→ **Task prompt**
Return, from the listing below, each line where the word "配下のページにのみ設置してください" appears.

→ **Input**
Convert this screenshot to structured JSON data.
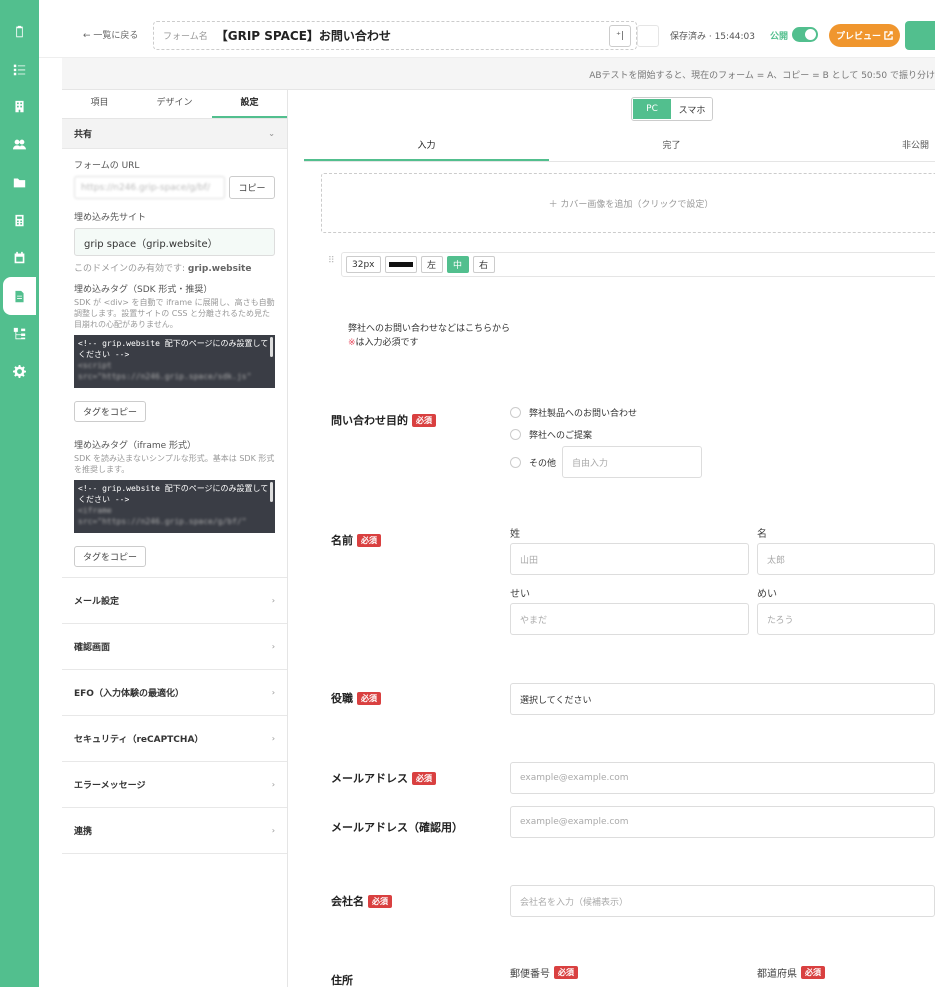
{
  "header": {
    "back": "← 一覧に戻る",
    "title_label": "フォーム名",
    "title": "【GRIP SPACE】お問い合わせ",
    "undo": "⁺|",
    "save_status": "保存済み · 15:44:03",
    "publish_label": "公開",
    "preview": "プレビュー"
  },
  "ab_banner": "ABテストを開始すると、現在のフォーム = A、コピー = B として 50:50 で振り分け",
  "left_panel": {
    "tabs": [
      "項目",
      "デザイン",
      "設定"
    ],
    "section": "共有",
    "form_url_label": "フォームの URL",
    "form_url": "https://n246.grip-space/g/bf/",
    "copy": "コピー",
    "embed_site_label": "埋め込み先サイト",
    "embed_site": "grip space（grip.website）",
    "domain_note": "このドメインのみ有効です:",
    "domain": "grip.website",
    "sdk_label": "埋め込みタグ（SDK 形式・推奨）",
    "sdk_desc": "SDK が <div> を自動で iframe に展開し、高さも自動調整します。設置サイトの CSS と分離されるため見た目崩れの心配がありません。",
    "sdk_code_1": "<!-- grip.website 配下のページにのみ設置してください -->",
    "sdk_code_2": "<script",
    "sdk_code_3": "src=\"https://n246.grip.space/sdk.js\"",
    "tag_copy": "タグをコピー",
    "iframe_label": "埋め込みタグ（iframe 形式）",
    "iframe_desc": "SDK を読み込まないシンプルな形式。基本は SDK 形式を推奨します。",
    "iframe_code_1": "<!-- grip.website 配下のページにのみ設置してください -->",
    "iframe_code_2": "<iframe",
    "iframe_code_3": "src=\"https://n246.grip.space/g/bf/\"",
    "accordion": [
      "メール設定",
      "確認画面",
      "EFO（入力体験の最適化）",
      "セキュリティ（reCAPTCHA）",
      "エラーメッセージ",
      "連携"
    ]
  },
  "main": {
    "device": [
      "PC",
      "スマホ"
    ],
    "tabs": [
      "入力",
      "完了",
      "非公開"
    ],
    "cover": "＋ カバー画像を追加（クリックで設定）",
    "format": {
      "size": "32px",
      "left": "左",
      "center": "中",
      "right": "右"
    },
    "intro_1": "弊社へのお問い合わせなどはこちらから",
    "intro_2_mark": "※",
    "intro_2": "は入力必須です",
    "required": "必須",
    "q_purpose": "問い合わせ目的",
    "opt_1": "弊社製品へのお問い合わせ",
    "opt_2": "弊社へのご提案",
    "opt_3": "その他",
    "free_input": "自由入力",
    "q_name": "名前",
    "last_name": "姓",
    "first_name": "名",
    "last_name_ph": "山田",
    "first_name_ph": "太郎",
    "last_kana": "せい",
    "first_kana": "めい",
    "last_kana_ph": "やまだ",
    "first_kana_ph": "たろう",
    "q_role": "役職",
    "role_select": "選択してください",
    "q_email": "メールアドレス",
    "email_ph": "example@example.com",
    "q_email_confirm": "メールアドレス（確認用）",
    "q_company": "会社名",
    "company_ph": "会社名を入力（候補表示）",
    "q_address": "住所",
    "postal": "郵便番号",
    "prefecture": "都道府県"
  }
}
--
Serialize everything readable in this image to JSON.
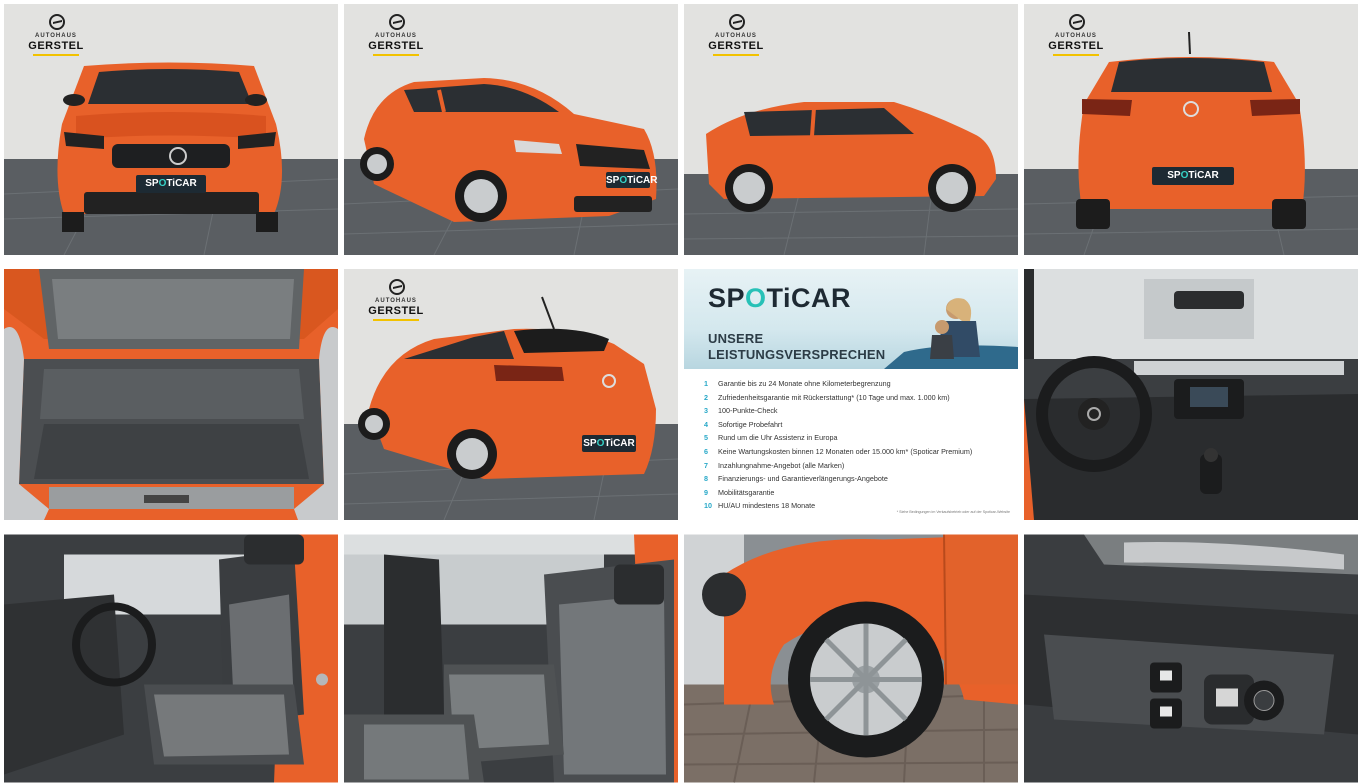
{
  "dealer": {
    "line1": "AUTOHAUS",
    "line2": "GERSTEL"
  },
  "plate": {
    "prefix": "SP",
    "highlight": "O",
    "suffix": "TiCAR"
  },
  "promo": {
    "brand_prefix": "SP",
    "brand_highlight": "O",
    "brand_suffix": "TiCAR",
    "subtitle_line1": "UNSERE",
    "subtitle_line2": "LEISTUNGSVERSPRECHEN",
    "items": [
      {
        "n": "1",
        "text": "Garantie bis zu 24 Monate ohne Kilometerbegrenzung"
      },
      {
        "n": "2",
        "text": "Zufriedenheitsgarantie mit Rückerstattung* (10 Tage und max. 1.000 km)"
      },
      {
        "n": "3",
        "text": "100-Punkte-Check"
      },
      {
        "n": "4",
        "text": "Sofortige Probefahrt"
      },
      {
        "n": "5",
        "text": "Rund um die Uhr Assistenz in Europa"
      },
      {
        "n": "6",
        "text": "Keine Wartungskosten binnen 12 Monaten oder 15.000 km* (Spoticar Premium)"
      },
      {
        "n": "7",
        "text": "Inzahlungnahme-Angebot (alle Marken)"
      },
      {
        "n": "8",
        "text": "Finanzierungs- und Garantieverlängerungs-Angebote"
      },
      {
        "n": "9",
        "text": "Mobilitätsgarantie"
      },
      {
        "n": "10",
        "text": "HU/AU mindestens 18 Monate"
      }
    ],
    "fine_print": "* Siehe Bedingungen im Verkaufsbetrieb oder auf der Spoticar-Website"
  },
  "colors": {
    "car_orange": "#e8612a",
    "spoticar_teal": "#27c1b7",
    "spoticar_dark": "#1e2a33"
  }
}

→ **Written reply**
    "sdk_code_1": "<!-- grip.website 配下のページにのみ設置してください -->",
    "iframe_code_1": "<!-- grip.website 配下のページにのみ設置してください -->",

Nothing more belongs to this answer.